How do enslaved customeres pay their accounts? For this we have to turn to quantitative methods: most commonly they pay by providing wood, cash or labor–often with other account-holders as intermediaries–but we also see other interesting things like manufactured goods–shoes and blacking–or perhaps capital in the form of a share in a canoe.
The Stagville slave ledger does not exist in isolation. The project has also encoded portions of the “white ledger”, daybooks recording the Cameron store’s transactions with white customers. Often these transactions take place through an agent; often a family member but sometimes a slave. Here we see James Haley buying a shoe knife; which Cameron sells to him at one shilling sixpence; earlier we saw him selling a shoe knife to Walker’s Davie at two shillings; was the third-again higher price due to the two year difference between the transactions, the quality of the knife, or the status of the customer?
Agbe-Davies encoded the ledger with the open-source transcription tool FromThePage, which is run by Brumfield Labs. She sponsored development of tabular encoding within that tool, allowing account records to be displayed and extracted to spreadsheets for analysis. However, the edition still existed in isolation, so that linking records from related sources (like the Washington Financial Papers) was not possible.
To create a shared, analytical database, members of the DEPCHA cooperative turned to GAMS, the Geisteswissenschaftlisches Asset Management System developed at the Univeresity of Graz. This tool takes texts transcribed in TEI with a special set of analytical tags and adds them to a Fedora-based RDF database. GAMS specializes in historic financial accounts, and was originally developed for medieval and early modern European records.
The special tags are defined in the Bookkeeping Ontology, and can be applied to any TEI element. They encode most of the concepts encountered in financial records, especially the single-entry accounts we worked with during the DEPCHA period.
FromThePage is able to export transcripts in TEI, so as part of the DEPCHA cooperative, suppport for the bookkeeping ontology was added — you see these little hash-tag looking things in the ana attribute of several elements.
Once ingested into GAMS, the transactions are viewable outside the context of the manuscript page, so that entries showing both powder and shot can be viewed together, even though they appeared on the seperate accounts of William Pettigrew and James Haley.
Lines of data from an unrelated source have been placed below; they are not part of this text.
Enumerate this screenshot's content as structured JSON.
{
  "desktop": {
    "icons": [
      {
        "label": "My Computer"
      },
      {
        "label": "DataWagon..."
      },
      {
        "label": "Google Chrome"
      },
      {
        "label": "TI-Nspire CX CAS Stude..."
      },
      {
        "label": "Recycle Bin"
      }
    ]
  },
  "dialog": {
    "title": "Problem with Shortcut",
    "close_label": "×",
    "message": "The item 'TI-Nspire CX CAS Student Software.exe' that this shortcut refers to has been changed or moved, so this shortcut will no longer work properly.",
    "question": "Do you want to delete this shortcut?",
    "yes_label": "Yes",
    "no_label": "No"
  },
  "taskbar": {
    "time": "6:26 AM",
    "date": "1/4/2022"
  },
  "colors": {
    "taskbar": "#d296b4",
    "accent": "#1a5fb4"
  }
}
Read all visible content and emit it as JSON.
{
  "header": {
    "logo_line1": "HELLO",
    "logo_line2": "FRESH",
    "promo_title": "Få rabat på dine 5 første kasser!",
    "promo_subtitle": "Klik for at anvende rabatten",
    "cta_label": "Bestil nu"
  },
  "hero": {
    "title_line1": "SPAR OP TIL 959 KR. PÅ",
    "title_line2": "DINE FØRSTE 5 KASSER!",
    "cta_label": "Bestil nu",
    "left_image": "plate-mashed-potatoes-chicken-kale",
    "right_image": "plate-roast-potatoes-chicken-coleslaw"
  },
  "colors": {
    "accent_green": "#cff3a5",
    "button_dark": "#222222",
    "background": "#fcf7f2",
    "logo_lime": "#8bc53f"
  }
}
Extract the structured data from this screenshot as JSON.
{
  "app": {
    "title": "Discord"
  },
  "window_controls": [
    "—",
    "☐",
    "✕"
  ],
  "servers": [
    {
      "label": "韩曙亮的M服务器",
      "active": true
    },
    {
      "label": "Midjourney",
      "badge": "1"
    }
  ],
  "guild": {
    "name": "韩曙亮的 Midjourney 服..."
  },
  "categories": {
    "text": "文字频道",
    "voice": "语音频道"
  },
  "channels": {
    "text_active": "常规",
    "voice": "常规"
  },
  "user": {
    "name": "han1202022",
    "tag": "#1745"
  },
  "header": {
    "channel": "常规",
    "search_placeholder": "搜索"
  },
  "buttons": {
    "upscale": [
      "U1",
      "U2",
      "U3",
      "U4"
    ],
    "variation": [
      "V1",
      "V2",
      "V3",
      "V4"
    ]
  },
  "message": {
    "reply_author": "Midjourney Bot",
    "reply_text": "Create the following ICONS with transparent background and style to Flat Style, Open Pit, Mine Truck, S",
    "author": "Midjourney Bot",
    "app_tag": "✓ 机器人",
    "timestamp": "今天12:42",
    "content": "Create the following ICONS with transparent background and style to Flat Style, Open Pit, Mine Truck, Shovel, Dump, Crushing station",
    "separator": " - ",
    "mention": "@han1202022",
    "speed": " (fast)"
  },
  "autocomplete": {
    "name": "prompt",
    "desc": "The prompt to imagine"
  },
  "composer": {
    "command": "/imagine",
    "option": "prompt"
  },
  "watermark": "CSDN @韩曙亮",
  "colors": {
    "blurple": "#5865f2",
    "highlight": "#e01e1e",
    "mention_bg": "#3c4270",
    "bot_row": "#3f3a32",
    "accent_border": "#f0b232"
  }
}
Because GAMS supports accounts from multiple sources, researchers can compare transactions involving gunpowder in Stagville accounts against those in the Laban Moreley Wheaton daybooks or the Washington Financial Papers.
Visualization tools allow analysis of other commodities bought in the same transactions as gunpowder. (Unsurprisingly shot and gunflints show up, but so do pins and sugar.)
Our hope is that–once the encoding and conversion of the ledgers is completed–the project will shine new light on the lives of the enslaved community and their emancipated descendants. The DEPCHA team is interested in collaborating with other scholars editing historic financial records.